> [What the task requires]
Extract all lines from the data beneath that include the word "SREENIVAS".

● ● ● ● ● ● ●

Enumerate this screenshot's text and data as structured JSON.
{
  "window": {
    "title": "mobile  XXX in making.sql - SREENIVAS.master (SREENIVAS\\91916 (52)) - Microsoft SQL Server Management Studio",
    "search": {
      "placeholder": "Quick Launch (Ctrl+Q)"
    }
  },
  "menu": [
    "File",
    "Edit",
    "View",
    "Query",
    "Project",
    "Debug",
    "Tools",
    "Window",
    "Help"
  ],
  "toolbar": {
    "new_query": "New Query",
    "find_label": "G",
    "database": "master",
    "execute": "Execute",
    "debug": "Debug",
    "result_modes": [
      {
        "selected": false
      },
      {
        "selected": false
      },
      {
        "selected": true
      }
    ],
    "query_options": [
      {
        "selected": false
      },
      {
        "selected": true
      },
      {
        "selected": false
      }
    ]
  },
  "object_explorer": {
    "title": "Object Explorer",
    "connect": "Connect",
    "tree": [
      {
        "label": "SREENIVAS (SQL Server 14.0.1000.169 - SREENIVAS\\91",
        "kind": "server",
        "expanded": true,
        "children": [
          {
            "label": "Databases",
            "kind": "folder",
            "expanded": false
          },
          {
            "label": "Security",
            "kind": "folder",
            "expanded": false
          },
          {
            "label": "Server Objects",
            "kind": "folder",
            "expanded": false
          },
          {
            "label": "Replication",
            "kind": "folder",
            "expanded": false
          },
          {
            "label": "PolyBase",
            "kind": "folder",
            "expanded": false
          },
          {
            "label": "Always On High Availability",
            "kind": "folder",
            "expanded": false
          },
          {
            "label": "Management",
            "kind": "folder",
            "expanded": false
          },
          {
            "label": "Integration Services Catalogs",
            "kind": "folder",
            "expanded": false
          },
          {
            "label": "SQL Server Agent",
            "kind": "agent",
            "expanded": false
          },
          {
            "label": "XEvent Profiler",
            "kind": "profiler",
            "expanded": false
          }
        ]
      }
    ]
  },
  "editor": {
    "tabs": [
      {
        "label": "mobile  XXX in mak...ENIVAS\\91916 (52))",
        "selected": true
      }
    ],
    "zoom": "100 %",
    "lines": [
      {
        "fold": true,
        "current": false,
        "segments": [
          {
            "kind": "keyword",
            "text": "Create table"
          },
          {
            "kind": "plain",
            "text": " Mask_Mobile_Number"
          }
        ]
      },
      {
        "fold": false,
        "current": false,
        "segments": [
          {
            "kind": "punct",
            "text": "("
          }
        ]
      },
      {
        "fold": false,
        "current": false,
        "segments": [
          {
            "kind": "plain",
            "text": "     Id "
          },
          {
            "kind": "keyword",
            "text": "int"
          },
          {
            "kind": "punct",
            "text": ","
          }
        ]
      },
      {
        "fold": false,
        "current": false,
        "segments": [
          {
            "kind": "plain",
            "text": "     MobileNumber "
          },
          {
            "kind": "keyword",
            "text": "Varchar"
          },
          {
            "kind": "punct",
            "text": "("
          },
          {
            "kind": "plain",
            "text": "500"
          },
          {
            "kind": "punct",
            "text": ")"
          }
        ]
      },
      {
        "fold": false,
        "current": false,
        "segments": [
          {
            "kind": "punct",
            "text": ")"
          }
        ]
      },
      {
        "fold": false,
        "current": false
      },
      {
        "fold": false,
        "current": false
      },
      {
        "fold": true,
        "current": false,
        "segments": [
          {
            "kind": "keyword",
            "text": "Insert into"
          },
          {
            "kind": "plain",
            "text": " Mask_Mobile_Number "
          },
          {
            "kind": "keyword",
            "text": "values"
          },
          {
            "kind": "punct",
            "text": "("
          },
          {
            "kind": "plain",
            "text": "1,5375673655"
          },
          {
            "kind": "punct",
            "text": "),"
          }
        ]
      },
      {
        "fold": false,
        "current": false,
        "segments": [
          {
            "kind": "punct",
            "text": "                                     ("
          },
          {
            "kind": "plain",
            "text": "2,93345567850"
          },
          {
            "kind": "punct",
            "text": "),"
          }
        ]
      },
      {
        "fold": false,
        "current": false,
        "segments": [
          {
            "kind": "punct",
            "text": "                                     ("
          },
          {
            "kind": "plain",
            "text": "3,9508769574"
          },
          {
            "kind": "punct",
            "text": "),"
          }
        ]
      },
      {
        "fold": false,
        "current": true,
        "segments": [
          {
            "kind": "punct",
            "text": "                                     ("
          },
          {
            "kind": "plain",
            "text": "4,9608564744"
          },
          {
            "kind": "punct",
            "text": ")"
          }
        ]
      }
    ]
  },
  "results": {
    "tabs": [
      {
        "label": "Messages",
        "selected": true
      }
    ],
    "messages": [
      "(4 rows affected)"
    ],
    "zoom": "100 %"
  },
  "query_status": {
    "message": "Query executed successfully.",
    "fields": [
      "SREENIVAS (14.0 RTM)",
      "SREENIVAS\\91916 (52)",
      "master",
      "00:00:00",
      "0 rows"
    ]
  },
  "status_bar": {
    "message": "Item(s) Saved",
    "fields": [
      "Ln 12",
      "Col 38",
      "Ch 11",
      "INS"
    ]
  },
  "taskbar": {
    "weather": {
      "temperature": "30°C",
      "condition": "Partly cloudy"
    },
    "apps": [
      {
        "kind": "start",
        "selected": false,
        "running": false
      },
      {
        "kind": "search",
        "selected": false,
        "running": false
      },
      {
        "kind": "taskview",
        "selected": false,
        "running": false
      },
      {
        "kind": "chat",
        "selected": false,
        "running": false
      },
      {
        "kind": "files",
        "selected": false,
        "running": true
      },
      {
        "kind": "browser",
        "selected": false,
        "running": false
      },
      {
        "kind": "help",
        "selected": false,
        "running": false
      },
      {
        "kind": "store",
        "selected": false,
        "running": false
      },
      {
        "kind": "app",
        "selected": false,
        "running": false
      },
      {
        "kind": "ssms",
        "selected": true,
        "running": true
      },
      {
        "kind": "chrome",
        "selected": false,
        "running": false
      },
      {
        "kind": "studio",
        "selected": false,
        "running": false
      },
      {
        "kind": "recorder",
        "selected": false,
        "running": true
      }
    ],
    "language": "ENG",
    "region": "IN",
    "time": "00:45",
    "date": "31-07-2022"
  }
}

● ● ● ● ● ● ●

> [Response]
    "title": "mobile  XXX in making.sql - SREENIVAS.master (SREENIVAS\\91916 (52)) - Microsoft SQL Server Management Studio",
        "label": "SREENIVAS (SQL Server 14.0.1000.169 - SREENIVAS\\91",
      "SREENIVAS (14.0 RTM)",
      "SREENIVAS\\91916 (52)",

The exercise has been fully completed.